For each line in the records, produce an exact copy.

Element data from apps and pages
##############################
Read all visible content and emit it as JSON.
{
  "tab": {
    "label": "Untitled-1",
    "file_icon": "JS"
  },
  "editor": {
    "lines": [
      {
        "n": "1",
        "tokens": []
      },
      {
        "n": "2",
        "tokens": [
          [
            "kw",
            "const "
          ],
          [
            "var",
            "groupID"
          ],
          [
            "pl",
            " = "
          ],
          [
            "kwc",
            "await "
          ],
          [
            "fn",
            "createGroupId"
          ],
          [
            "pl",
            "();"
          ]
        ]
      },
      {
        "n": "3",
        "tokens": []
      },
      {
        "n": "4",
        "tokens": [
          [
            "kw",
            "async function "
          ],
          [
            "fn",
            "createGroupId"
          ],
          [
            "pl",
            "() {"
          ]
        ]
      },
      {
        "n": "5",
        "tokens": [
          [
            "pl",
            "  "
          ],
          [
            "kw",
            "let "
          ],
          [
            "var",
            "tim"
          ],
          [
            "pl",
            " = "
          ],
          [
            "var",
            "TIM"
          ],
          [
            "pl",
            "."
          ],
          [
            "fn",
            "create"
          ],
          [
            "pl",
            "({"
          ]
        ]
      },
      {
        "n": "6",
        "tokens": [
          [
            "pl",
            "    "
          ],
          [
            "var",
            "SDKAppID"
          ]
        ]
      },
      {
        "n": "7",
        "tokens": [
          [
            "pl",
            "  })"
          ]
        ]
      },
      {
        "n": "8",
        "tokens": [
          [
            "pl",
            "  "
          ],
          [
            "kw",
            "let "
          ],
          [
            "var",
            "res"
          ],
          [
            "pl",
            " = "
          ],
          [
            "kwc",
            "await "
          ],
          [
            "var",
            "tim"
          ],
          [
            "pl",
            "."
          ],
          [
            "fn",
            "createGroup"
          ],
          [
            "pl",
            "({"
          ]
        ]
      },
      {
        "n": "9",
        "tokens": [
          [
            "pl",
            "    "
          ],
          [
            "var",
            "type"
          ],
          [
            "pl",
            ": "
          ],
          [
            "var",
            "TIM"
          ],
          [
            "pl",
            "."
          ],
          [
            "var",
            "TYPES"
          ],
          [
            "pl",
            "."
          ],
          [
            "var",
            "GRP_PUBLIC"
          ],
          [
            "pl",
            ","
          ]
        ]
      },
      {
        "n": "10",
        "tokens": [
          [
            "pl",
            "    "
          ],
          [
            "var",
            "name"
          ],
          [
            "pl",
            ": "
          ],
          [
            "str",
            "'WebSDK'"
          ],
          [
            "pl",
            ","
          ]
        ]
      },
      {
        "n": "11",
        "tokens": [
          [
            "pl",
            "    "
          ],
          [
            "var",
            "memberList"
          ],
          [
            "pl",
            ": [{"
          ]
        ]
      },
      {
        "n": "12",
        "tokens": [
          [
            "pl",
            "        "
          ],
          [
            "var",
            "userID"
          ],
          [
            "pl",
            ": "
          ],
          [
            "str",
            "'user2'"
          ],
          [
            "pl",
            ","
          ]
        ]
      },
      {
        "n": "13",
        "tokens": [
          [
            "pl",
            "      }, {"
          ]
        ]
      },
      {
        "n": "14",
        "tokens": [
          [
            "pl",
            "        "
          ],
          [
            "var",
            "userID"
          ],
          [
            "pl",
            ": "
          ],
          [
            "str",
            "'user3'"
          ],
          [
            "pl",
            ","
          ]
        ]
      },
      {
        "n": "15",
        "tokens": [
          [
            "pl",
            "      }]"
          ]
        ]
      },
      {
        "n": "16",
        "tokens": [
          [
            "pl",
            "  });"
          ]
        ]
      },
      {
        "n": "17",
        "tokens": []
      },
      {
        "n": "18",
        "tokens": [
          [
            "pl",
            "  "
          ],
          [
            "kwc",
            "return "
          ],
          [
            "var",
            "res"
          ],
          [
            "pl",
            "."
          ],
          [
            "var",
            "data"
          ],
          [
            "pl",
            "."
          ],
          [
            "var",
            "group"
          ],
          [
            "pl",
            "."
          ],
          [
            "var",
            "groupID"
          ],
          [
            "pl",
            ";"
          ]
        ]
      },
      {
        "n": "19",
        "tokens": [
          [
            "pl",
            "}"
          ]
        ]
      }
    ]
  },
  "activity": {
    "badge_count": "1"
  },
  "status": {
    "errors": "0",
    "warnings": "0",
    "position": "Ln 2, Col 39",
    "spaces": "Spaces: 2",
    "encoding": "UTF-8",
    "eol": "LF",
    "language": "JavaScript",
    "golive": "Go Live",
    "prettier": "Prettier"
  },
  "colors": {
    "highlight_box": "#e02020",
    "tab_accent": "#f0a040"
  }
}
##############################
## [Exercise result]
Read all visible content and emit it as JSON.
{
  "tab": {
    "label": "Untitled-1",
    "file_icon": "JS"
  },
  "editor": {
    "lines": [
      {
        "n": "1",
        "tokens": []
      },
      {
        "n": "2",
        "tokens": [
          [
            "kw",
            "const "
          ],
          [
            "var",
            "groupID"
          ],
          [
            "pl",
            " = "
          ],
          [
            "kwc",
            "await "
          ],
          [
            "fn",
            "createGroupId"
          ],
          [
            "pl",
            "();"
          ]
        ]
      },
      {
        "n": "3",
        "tokens": []
      },
      {
        "n": "4",
        "tokens": [
          [
            "kw",
            "async function "
          ],
          [
            "fn",
            "createGroupId"
          ],
          [
            "pl",
            "() {"
          ]
        ]
      },
      {
        "n": "5",
        "tokens": [
          [
            "pl",
            "  "
          ],
          [
            "kw",
            "let "
          ],
          [
            "var",
            "tim"
          ],
          [
            "pl",
            " = "
          ],
          [
            "var",
            "TIM"
          ],
          [
            "pl",
            "."
          ],
          [
            "fn",
            "create"
          ],
          [
            "pl",
            "({"
          ]
        ]
      },
      {
        "n": "6",
        "tokens": [
          [
            "pl",
            "    "
          ],
          [
            "var",
            "SDKAppID"
          ]
        ]
      },
      {
        "n": "7",
        "tokens": [
          [
            "pl",
            "  })"
          ]
        ]
      },
      {
        "n": "8",
        "tokens": [
          [
            "pl",
            "  "
          ],
          [
            "kw",
            "let "
          ],
          [
            "var",
            "res"
          ],
          [
            "pl",
            " = "
          ],
          [
            "kwc",
            "await "
          ],
          [
            "var",
            "tim"
          ],
          [
            "pl",
            "."
          ],
          [
            "fn",
            "createGroup"
          ],
          [
            "pl",
            "({"
          ]
        ]
      },
      {
        "n": "9",
        "tokens": [
          [
            "pl",
            "    "
          ],
          [
            "var",
            "type"
          ],
          [
            "pl",
            ": "
          ],
          [
            "var",
            "TIM"
          ],
          [
            "pl",
            "."
          ],
          [
            "var",
            "TYPES"
          ],
          [
            "pl",
            "."
          ],
          [
            "var",
            "GRP_PUBLIC"
          ],
          [
            "pl",
            ","
          ]
        ]
      },
      {
        "n": "10",
        "tokens": [
          [
            "pl",
            "    "
          ],
          [
            "var",
            "name"
          ],
          [
            "pl",
            ": "
          ],
          [
            "str",
            "'WebSDK'"
          ],
          [
            "pl",
            ","
          ]
        ]
      },
      {
        "n": "11",
        "tokens": [
          [
            "pl",
            "    "
          ],
          [
            "var",
            "memberList"
          ],
          [
            "pl",
            ": [{"
          ]
        ]
      },
      {
        "n": "12",
        "tokens": [
          [
            "pl",
            "        "
          ],
          [
            "var",
            "userID"
          ],
          [
            "pl",
            ": "
          ],
          [
            "str",
            "'user2'"
          ],
          [
            "pl",
            ","
          ]
        ]
      },
      {
        "n": "13",
        "tokens": [
          [
            "pl",
            "      }, {"
          ]
        ]
      },
      {
        "n": "14",
        "tokens": [
          [
            "pl",
            "        "
          ],
          [
            "var",
            "userID"
          ],
          [
            "pl",
            ": "
          ],
          [
            "str",
            "'user3'"
          ],
          [
            "pl",
            ","
          ]
        ]
      },
      {
        "n": "15",
        "tokens": [
          [
            "pl",
            "      }]"
          ]
        ]
      },
      {
        "n": "16",
        "tokens": [
          [
            "pl",
            "  });"
          ]
        ]
      },
      {
        "n": "17",
        "tokens": []
      },
      {
        "n": "18",
        "tokens": [
          [
            "pl",
            "  "
          ],
          [
            "kwc",
            "return "
          ],
          [
            "var",
            "res"
          ],
          [
            "pl",
            "."
          ],
          [
            "var",
            "data"
          ],
          [
            "pl",
            "."
          ],
          [
            "var",
            "group"
          ],
          [
            "pl",
            "."
          ],
          [
            "var",
            "groupID"
          ],
          [
            "pl",
            ";"
          ]
        ]
      },
      {
        "n": "19",
        "tokens": [
          [
            "pl",
            "}"
          ]
        ]
      }
    ]
  },
  "activity": {
    "badge_count": "1"
  },
  "status": {
    "errors": "0",
    "warnings": "0",
    "position": "Ln 2, Col 39",
    "spaces": "Spaces: 2",
    "encoding": "UTF-8",
    "eol": "LF",
    "language": "JavaScript",
    "golive": "Go Live",
    "prettier": "Prettier"
  },
  "colors": {
    "highlight_box": "#e02020",
    "tab_accent": "#f0a040"
  }
}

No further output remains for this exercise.